Allusions to Sherlock Holmes and Doctor Watson abound, especially when the teens discover that their friend, known only as "Homeless Dave," may have been murdered...after he was dead.  And, as in the famous story by Sir Arthur Conan Doyle, the key to the crime may lie with a dog that didn't bark.

Nice world-building, excellent characters, and great action sequences (especially in the second half of the book).  The romance between Mycroft and Watts bubbles quietly at first and is certain to boil over soon--the steamy kisses on the page are definitely only the beginning of the physical side to their relationship.  Australian slang may boggle some readers.

An Australian "Hills Hoist" sounds more ominous than it actually is.

This is a great introduction to a fun new series.  I look forward to volume 2!




Monday, January 9, 2017

Dumplin'



Dumplin'  by Julie Murphy

Willowdean Dickson isn't what most people would call "beauty pageant material."  Certainly Willowdean herself never considered entering her hometown's biggest social event of the year, even though her own mother is a former Clover City Miss Teen Blue Bonnet and is now the chair of the event.

Because Willowdean is fat.  

She knows it.  It's obvious.  She's tried dieting in the past, but is now mostly comfortable with her body...but not always.  And when the hot-hot-hottie guy at work kisses her, the discomfort level goes way up.

It's a long road between "no-way, no-how" and "go big or go home" and yet Willowdean and her friends take the journey towards the coveted rhinestone crown.  And although they face some cringeworthy moments, the girls encounter some triumphant times along the way.  

This is a book about body image, Dolly Parton, and friendship.  There's a romance (and a bit of a romantic triangle), but the focus of the story is on Willowdean's relationship with her longtime best friend Ellen and her new friends Amanda, Millie and Hannah.  

And, just so you know:  the story doesn't end the way you think it will.

Recommended for readers 14 to adult.  All sexual situations are off-stage but the kissing is front and center.

Tuesday, December 20, 2016

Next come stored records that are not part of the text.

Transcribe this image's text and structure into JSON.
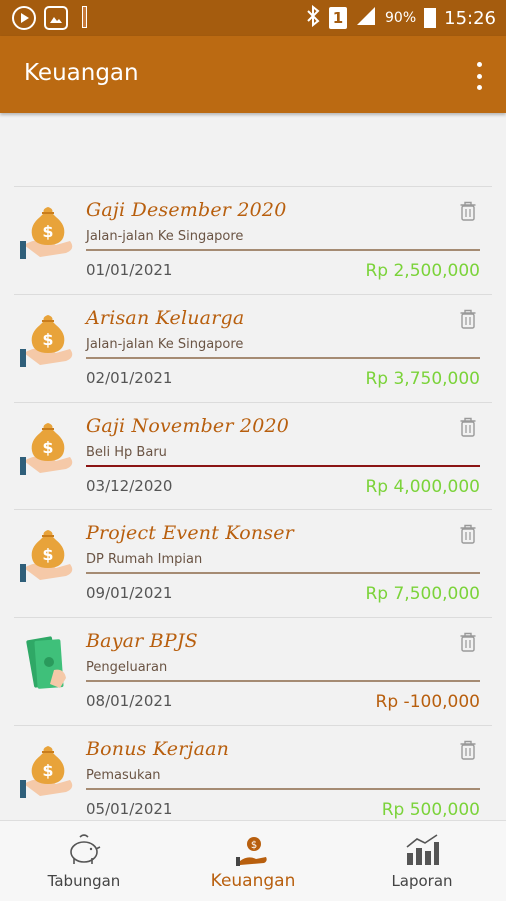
{
  "status_bar": {
    "battery_pct": "90%",
    "time": "15:26",
    "sim_label": "1"
  },
  "app_bar": {
    "title": "Keuangan"
  },
  "transactions": [
    {
      "title": "Gaji Desember 2020",
      "category": "Jalan-jalan Ke Singapore",
      "date": "01/01/2021",
      "amount": "Rp 2,500,000",
      "type": "income",
      "icon": "money-bag-icon"
    },
    {
      "title": "Arisan Keluarga",
      "category": "Jalan-jalan Ke Singapore",
      "date": "02/01/2021",
      "amount": "Rp 3,750,000",
      "type": "income",
      "icon": "money-bag-icon"
    },
    {
      "title": "Gaji November 2020",
      "category": "Beli Hp Baru",
      "date": "03/12/2020",
      "amount": "Rp 4,000,000",
      "type": "income",
      "icon": "money-bag-icon"
    },
    {
      "title": "Project Event Konser",
      "category": "DP Rumah Impian",
      "date": "09/01/2021",
      "amount": "Rp 7,500,000",
      "type": "income",
      "icon": "money-bag-icon"
    },
    {
      "title": "Bayar BPJS",
      "category": "Pengeluaran",
      "date": "08/01/2021",
      "amount": "Rp -100,000",
      "type": "expense",
      "icon": "cash-hand-icon"
    },
    {
      "title": "Bonus Kerjaan",
      "category": "Pemasukan",
      "date": "05/01/2021",
      "amount": "Rp 500,000",
      "type": "income",
      "icon": "money-bag-icon"
    }
  ],
  "bottom_nav": [
    {
      "label": "Tabungan",
      "icon": "piggy-bank-icon",
      "active": false
    },
    {
      "label": "Keuangan",
      "icon": "money-hand-icon",
      "active": true
    },
    {
      "label": "Laporan",
      "icon": "bar-chart-icon",
      "active": false
    }
  ],
  "colors": {
    "status_bar": "#a55c0e",
    "app_bar": "#bb6a12",
    "title_text": "#b85f0e",
    "income_amount": "#7bd33a",
    "expense_amount": "#b85f0e",
    "divider": "#a58b73"
  }
}
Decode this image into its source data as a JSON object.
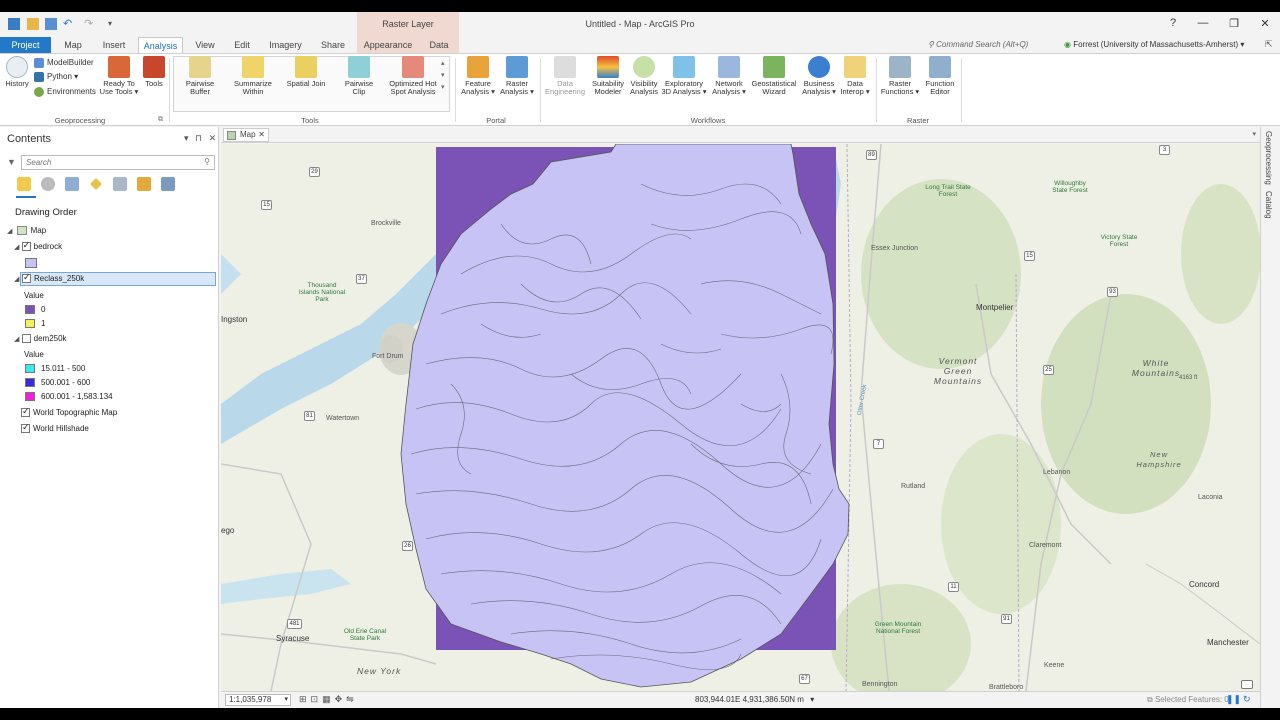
{
  "window": {
    "title": "Untitled - Map - ArcGIS Pro",
    "context_tab_title": "Raster Layer",
    "help": "?",
    "min": "—",
    "max": "❐",
    "close": "✕"
  },
  "tabs": [
    "Project",
    "Map",
    "Insert",
    "Analysis",
    "View",
    "Edit",
    "Imagery",
    "Share",
    "Appearance",
    "Data"
  ],
  "command_search": {
    "placeholder": "Command Search (Alt+Q)"
  },
  "user": "Forrest (University of Massachusetts-Amherst) ▾",
  "ribbon": {
    "geoprocessing": {
      "label": "Geoprocessing",
      "history": "History",
      "modelbuilder": "ModelBuilder",
      "python": "Python ▾",
      "environments": "Environments",
      "ready_to_use": "Ready To Use Tools ▾",
      "tools": "Tools"
    },
    "tools_group": {
      "label": "Tools",
      "items": [
        "Pairwise Buffer",
        "Summarize Within",
        "Spatial Join",
        "Pairwise Clip",
        "Optimized Hot Spot Analysis"
      ]
    },
    "portal": {
      "label": "Portal",
      "items": [
        "Feature Analysis ▾",
        "Raster Analysis ▾"
      ]
    },
    "workflows": {
      "label": "Workflows",
      "items": [
        "Data Engineering",
        "Suitability Modeler",
        "Visibility Analysis",
        "Exploratory 3D Analysis ▾",
        "Network Analysis ▾",
        "Geostatistical Wizard",
        "Business Analysis ▾",
        "Data Interop ▾"
      ]
    },
    "raster": {
      "label": "Raster",
      "items": [
        "Raster Functions ▾",
        "Function Editor"
      ]
    }
  },
  "contents": {
    "title": "Contents",
    "search_placeholder": "Search",
    "drawing_order": "Drawing Order",
    "map_node": "Map",
    "layers": {
      "bedrock": "bedrock",
      "reclass": "Reclass_250k",
      "reclass_field": "Value",
      "reclass_classes": [
        {
          "label": "0",
          "color": "#7b52b5"
        },
        {
          "label": "1",
          "color": "#f5ef5a"
        }
      ],
      "dem": "dem250k",
      "dem_field": "Value",
      "dem_classes": [
        {
          "label": "15.011 - 500",
          "color": "#3fe8f0"
        },
        {
          "label": "500.001 - 600",
          "color": "#3a2ad9"
        },
        {
          "label": "600.001 - 1,583.134",
          "color": "#f21fd6"
        }
      ],
      "topo": "World Topographic Map",
      "hillshade": "World Hillshade"
    }
  },
  "map_tab": "Map",
  "right_tabs": [
    "Geoprocessing",
    "Catalog"
  ],
  "status": {
    "scale": "1:1,035,978",
    "coords": "803,944.01E 4,931,386.50N m",
    "selected": "Selected Features: 0"
  },
  "colors": {
    "accent": "#2478c8",
    "bedrock_fill": "#c7c3f5",
    "reclass_fill": "#7b52b5",
    "context_tab": "#efd9d1"
  },
  "map_labels": {
    "cities": [
      "Brockville",
      "Ingston",
      "Watertown",
      "Syracuse",
      "Montpelier",
      "Essex Junction",
      "Rutland",
      "Lebanon",
      "Claremont",
      "Concord",
      "Manchester",
      "Keene",
      "Brattleboro",
      "Bennington",
      "Laconia",
      "Fort Drum",
      "ego"
    ],
    "regions": [
      "Vermont Green Mountains",
      "White Mountains",
      "New Hampshire",
      "New York"
    ],
    "parks": [
      "Thousand Islands National Park",
      "Long Trail State Forest",
      "Willoughby State Forest",
      "Victory State Forest",
      "Green Mountain National Forest",
      "Old Erie Canal State Park"
    ],
    "routes": [
      "29",
      "15",
      "37",
      "81",
      "26",
      "481",
      "89",
      "3",
      "7",
      "91",
      "93",
      "11",
      "67",
      "15",
      "25",
      "4163 ft",
      "Otter Creek"
    ]
  }
}
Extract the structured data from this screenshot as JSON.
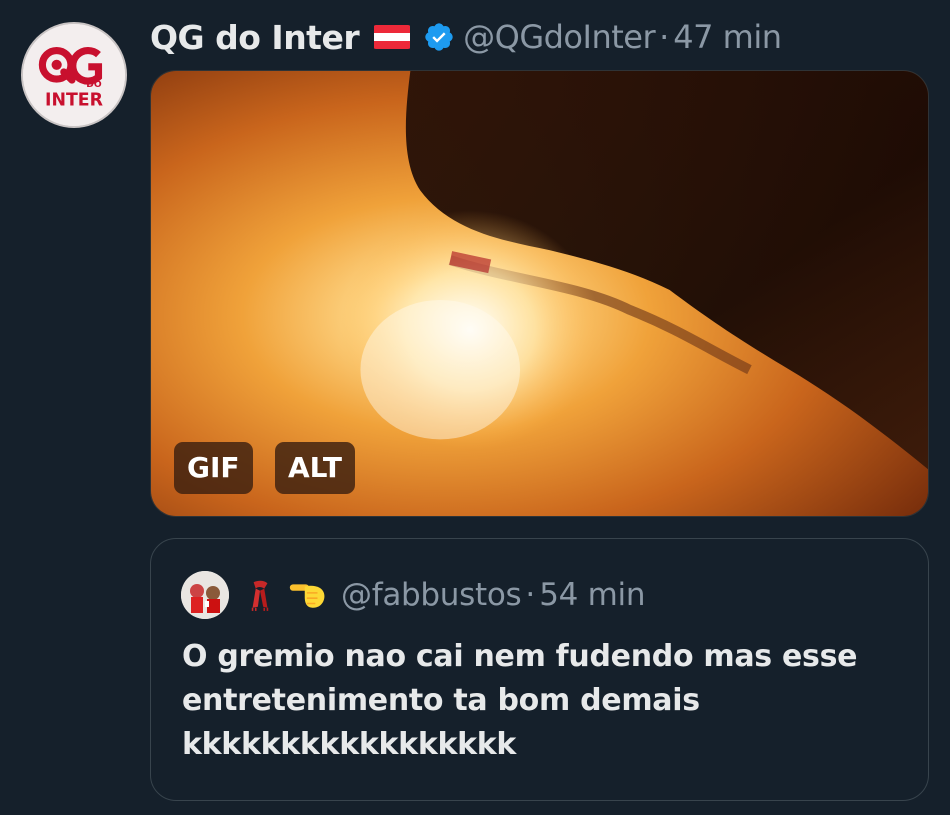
{
  "tweet": {
    "display_name": "QG do Inter",
    "handle": "@QGdoInter",
    "separator": "·",
    "time": "47 min",
    "flag_icon": "austria-flag-icon",
    "verified_icon": "verified-badge-icon",
    "avatar": {
      "logo_text": "QG DO INTER",
      "colors": {
        "brand_red": "#c8102e",
        "background": "#f3eeee"
      }
    },
    "media": {
      "type": "gif",
      "gif_badge": "GIF",
      "alt_badge": "ALT"
    }
  },
  "quoted_tweet": {
    "handle": "@fabbustos",
    "separator": "·",
    "time": "54 min",
    "emoji_icons": [
      "red-scarf-icon",
      "pointing-hand-icon"
    ],
    "text_lines": [
      "O gremio nao cai nem fudendo mas esse",
      "entretenimento ta bom demais",
      "kkkkkkkkkkkkkkkkk"
    ]
  },
  "theme": {
    "background": "#15202b",
    "text_primary": "#e7e9ea",
    "text_secondary": "#8b98a5",
    "verified_blue": "#1d9bf0",
    "border": "#38444d"
  }
}
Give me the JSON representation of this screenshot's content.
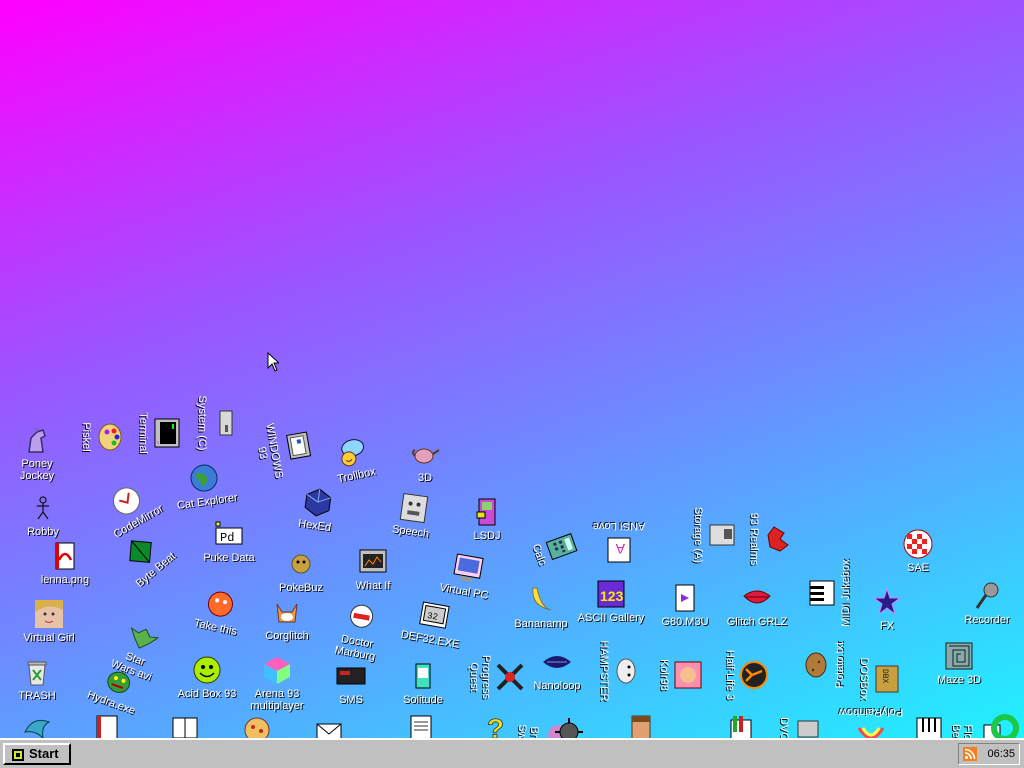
{
  "taskbar": {
    "start_label": "Start",
    "clock": "06:35"
  },
  "icons": [
    {
      "label": "Poney\nJockey",
      "icon": "pony-icon"
    },
    {
      "label": "Robby",
      "icon": "robot-icon"
    },
    {
      "label": "lenna.png",
      "icon": "image-file-icon"
    },
    {
      "label": "Virtual Girl",
      "icon": "girl-face-icon"
    },
    {
      "label": "TRASH",
      "icon": "trash-icon"
    },
    {
      "label": "Hydra.exe",
      "icon": "hydra-icon"
    },
    {
      "label": "Piskel",
      "icon": "palette-icon"
    },
    {
      "label": "Terminal",
      "icon": "terminal-icon"
    },
    {
      "label": "System (C)",
      "icon": "drive-icon"
    },
    {
      "label": "WINDOWS 93",
      "icon": "windows-icon"
    },
    {
      "label": "CodeMirror",
      "icon": "codemirror-icon"
    },
    {
      "label": "Cat Explorer",
      "icon": "globe-cat-icon"
    },
    {
      "label": "Trollbox",
      "icon": "chat-bubble-icon"
    },
    {
      "label": "3D",
      "icon": "teapot-icon"
    },
    {
      "label": "Byte Beat",
      "icon": "pyramid-icon"
    },
    {
      "label": "Puke Data",
      "icon": "pd-icon"
    },
    {
      "label": "HexEd",
      "icon": "hex-cube-icon"
    },
    {
      "label": "Speech",
      "icon": "speech-face-icon"
    },
    {
      "label": "LSDJ",
      "icon": "gameboy-icon"
    },
    {
      "label": "PokeBuz",
      "icon": "pokebuz-icon"
    },
    {
      "label": "What If",
      "icon": "whatif-icon"
    },
    {
      "label": "Virtual PC",
      "icon": "virtual-pc-icon"
    },
    {
      "label": "Calc",
      "icon": "calculator-icon"
    },
    {
      "label": "ANSI Love",
      "icon": "ansi-icon"
    },
    {
      "label": "Storage (A)",
      "icon": "storage-icon"
    },
    {
      "label": "93 Realms",
      "icon": "dragon-icon"
    },
    {
      "label": "SAE",
      "icon": "amiga-ball-icon"
    },
    {
      "label": "Take this",
      "icon": "take-this-icon"
    },
    {
      "label": "Corglitch",
      "icon": "corgi-icon"
    },
    {
      "label": "Doctor\nMarburg",
      "icon": "doctor-icon"
    },
    {
      "label": "DEF32.EXE",
      "icon": "def32-icon"
    },
    {
      "label": "Bananamp",
      "icon": "banana-icon"
    },
    {
      "label": "ASCII Gallery",
      "icon": "ascii-gallery-icon"
    },
    {
      "label": "G80.M3U",
      "icon": "playlist-icon"
    },
    {
      "label": "Glitch GRLZ",
      "icon": "lips-icon"
    },
    {
      "label": "MIDI Jukebox",
      "icon": "midi-icon"
    },
    {
      "label": "FX",
      "icon": "fx-icon"
    },
    {
      "label": "Recorder",
      "icon": "microphone-icon"
    },
    {
      "label": "Star\nWars avi",
      "icon": "yoda-icon"
    },
    {
      "label": "Acid Box 93",
      "icon": "smiley-icon"
    },
    {
      "label": "Arena 93\nmultiplayer",
      "icon": "arena-cube-icon"
    },
    {
      "label": "SMS",
      "icon": "sms-icon"
    },
    {
      "label": "Solitude",
      "icon": "solitude-icon"
    },
    {
      "label": "Progress\nQuest",
      "icon": "progress-quest-icon"
    },
    {
      "label": "Nanoloop",
      "icon": "nanoloop-icon"
    },
    {
      "label": "HAMPSTER",
      "icon": "hamster-icon"
    },
    {
      "label": "Kolr98",
      "icon": "kolr-icon"
    },
    {
      "label": "Half-Life 3",
      "icon": "half-life-icon"
    },
    {
      "label": "Potato.txt",
      "icon": "potato-icon"
    },
    {
      "label": "DOSBox",
      "icon": "dosbox-icon"
    },
    {
      "label": "Maze 3D",
      "icon": "maze-icon"
    },
    {
      "label": "Bre\nSwe",
      "icon": "sweet-icon"
    },
    {
      "label": "DVO",
      "icon": "dvo-icon"
    },
    {
      "label": "PolyRainbow",
      "icon": "rainbow-icon"
    },
    {
      "label": "Floor\nBeep",
      "icon": "floor-beep-icon"
    },
    {
      "label": "",
      "icon": "dolphin-icon"
    },
    {
      "label": "",
      "icon": "book-icon"
    },
    {
      "label": "",
      "icon": "pizza-icon"
    },
    {
      "label": "",
      "icon": "envelope-icon"
    },
    {
      "label": "",
      "icon": "notepad-icon"
    },
    {
      "label": "",
      "icon": "help-icon"
    },
    {
      "label": "",
      "icon": "virus-icon"
    },
    {
      "label": "",
      "icon": "doom-guy-icon"
    },
    {
      "label": "",
      "icon": "paint-icon"
    },
    {
      "label": "",
      "icon": "keyboard-icon"
    },
    {
      "label": "",
      "icon": "ring-icon"
    }
  ]
}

What Light

What Light by Jay Asher

At sixteen, Sierra is looking forward to spending Christmas in California again.  Her parents own a Christmas tree farm in Oregon, and every year before Thanksgiving, they follow the trees to LA to sell the trees on their lot.  She loves Oregon and her two best friends there, but also loves California and her best friend there.  Unfortunately, she knows this might be the last year: independent tree lots are becoming fewer, and the business might go bust.

Then she meets Caleb, a boy with a past filled with rumors and a very violent incident.

This feel-good Christmas story is just right for a Hallmark special.  Sierra’s own parents met at sixteen on this same tree lot.  Can’t Sierra have a happy-ever-after romance too?  Evidently she can.  And it IS Christmas.

Missing from the story is all the pith and conversation you experienced with Thirteen Reasons Why, for example.  There is little conflict.  When Sierra’s parents find out about Caleb’s past, they allow her to decide that he is not really a violent character.  The violent incident included a knife he pounded into his sister’s bedroom door.  The “trust” issue should skid to a halt with violence when it comes to parents dealing with sixteen-year-old dating.  Caleb never receives counseling, never is violent toward anyone again; in fact, he philosophically accepts all the abuse his friends and family heap on him.  But again, it’s Christmas.  The Light shines.

Sierra’s friends in Oregon want her home for a drama production where one of her best friends is suddenly the star.  “Just take a train,” they indicate.  While it doesn’t say where in California Sierra is, the northernmost city, Redding, (where there are lots of trees….) is over 19 hours to Portland.  Not very realistic, and causes a huge rift when Sierra decides not to go.

It is tough to recommend this book because of the possible dating violence when Caleb has never received any help, “Christmas season” and “redemption” aside.